## [Collection entries]
::::

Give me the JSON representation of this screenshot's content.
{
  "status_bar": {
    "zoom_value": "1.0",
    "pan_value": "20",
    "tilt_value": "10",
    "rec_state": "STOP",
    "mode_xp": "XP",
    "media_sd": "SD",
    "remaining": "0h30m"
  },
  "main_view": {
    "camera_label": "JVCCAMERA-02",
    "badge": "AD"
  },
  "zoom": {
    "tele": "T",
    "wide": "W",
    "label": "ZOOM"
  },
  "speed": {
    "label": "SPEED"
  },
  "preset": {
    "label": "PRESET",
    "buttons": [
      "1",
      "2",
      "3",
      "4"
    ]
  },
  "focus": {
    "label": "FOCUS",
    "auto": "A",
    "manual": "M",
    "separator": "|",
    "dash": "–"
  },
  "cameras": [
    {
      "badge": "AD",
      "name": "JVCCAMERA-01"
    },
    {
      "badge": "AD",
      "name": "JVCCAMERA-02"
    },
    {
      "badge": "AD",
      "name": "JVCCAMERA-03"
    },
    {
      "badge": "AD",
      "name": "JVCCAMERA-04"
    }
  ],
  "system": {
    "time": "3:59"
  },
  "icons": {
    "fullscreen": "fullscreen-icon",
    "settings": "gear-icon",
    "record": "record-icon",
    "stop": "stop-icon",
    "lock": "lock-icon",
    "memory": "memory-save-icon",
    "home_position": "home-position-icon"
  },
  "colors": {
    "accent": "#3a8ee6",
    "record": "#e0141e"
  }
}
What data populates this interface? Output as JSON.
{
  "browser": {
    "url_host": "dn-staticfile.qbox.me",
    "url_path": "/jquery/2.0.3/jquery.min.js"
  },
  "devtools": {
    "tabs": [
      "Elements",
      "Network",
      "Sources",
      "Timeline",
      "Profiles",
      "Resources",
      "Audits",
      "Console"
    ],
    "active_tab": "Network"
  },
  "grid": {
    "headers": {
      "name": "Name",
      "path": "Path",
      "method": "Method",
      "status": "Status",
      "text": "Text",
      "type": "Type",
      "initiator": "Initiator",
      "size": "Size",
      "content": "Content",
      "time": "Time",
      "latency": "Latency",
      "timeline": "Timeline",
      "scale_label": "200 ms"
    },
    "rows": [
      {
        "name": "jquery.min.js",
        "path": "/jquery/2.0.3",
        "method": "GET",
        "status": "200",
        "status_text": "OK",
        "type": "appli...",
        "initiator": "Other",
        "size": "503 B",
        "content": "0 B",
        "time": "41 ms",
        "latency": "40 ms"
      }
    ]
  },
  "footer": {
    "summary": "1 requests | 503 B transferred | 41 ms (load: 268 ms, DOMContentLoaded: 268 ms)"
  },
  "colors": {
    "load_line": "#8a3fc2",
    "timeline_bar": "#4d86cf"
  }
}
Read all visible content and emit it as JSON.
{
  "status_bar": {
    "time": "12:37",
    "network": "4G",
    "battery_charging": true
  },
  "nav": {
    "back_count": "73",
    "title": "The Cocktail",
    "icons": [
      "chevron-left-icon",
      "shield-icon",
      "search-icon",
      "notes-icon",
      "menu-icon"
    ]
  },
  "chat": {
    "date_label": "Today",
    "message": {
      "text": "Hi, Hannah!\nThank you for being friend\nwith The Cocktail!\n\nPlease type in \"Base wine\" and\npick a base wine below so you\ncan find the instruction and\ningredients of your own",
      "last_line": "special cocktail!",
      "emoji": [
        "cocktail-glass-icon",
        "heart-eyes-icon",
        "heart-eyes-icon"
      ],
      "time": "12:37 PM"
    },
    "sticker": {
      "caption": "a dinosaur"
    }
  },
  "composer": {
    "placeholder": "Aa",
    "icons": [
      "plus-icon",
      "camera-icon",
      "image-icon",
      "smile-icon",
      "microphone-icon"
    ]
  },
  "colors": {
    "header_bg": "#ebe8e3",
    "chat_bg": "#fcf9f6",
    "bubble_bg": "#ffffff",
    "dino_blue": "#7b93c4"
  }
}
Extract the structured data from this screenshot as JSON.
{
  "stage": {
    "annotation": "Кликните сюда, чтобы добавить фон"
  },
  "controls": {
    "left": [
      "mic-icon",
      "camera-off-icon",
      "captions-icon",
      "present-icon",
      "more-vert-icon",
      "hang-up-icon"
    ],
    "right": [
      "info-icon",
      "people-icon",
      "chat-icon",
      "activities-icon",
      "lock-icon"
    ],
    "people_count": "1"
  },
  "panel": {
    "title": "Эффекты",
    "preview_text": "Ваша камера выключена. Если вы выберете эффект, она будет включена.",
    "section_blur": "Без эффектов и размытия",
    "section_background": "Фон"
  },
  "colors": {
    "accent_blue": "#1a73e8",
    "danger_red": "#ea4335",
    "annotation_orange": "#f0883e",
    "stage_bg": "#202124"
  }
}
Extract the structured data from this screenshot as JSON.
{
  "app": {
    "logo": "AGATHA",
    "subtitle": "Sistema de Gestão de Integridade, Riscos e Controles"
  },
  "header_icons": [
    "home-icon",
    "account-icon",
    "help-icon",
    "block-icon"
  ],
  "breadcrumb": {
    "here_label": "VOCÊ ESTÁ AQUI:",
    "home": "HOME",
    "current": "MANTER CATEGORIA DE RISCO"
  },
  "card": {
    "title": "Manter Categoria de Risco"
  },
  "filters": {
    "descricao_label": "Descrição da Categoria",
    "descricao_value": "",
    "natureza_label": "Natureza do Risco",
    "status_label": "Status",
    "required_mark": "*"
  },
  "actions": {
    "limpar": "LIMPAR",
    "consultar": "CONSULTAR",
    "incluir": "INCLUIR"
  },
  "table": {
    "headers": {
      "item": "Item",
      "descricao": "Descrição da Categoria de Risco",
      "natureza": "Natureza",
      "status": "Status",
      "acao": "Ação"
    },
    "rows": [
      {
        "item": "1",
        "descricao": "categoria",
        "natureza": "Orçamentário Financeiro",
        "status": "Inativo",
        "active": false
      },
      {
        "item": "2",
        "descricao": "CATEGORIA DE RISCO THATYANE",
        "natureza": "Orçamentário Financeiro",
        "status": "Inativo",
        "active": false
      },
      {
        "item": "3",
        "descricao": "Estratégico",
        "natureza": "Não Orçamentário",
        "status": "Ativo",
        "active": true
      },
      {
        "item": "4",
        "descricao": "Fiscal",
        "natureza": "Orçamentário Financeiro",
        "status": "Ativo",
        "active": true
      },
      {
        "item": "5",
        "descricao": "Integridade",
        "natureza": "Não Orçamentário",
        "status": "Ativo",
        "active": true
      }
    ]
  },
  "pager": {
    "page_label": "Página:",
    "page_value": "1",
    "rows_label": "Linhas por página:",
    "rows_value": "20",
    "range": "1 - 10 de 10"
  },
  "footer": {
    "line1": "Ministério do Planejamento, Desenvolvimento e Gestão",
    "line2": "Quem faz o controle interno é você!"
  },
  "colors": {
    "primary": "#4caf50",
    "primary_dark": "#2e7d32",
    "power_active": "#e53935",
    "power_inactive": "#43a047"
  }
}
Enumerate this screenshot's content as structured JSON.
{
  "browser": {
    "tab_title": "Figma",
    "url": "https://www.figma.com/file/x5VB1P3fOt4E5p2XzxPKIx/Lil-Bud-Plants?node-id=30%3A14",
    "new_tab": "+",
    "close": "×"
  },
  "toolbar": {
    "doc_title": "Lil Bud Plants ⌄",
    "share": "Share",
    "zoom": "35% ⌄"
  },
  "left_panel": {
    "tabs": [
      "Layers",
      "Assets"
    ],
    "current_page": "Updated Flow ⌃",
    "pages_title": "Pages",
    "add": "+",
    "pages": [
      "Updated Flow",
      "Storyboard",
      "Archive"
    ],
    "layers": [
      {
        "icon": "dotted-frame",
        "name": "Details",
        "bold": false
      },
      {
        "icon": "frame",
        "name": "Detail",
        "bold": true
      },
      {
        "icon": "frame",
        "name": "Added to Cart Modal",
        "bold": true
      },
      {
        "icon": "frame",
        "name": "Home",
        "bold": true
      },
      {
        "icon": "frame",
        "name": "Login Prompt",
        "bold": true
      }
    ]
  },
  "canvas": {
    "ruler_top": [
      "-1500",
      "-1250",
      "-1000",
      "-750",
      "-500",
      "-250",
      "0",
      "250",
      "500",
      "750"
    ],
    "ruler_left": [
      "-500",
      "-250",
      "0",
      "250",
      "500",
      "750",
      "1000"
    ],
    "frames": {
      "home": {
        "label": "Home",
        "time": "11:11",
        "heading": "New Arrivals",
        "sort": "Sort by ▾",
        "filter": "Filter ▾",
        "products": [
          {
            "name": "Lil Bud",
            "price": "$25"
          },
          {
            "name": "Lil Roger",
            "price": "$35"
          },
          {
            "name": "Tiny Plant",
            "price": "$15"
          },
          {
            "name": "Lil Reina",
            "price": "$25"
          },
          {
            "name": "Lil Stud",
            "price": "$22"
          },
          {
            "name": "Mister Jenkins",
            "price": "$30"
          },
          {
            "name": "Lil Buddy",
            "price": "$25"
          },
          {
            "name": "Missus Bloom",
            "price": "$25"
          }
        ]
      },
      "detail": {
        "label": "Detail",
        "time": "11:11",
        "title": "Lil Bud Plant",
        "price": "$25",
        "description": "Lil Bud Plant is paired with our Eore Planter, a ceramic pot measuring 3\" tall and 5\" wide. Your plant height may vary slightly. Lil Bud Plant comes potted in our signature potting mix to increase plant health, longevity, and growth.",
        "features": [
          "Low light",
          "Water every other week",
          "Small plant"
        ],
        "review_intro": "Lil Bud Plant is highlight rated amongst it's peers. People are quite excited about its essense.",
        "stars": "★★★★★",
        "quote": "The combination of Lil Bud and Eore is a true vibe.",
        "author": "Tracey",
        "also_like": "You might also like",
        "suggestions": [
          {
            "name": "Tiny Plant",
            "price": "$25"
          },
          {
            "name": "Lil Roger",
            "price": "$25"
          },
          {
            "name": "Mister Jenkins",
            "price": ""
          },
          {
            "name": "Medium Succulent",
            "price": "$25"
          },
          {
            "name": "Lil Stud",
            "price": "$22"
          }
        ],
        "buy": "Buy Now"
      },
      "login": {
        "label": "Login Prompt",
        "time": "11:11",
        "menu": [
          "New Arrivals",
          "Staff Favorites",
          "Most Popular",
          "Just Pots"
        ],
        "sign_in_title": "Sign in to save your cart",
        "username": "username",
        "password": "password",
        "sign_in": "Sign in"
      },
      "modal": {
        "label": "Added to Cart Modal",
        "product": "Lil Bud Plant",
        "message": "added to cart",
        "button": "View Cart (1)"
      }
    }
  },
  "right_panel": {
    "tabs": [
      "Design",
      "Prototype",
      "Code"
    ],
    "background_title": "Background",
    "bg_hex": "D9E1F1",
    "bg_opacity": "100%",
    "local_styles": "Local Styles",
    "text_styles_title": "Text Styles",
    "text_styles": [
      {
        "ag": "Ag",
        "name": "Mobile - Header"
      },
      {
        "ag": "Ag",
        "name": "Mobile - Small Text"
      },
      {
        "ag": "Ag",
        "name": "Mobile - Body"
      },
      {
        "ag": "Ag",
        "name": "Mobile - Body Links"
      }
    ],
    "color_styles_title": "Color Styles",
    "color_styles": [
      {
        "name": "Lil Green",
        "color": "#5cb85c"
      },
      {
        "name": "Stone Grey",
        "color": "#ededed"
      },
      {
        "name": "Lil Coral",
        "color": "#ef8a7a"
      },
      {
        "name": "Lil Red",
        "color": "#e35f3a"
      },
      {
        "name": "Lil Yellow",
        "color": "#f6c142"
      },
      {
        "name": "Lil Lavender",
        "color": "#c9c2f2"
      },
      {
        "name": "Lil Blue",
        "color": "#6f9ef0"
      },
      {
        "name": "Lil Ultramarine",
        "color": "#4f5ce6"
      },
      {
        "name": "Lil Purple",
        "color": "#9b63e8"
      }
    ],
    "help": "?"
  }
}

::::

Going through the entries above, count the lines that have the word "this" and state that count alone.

## [Answer section]
5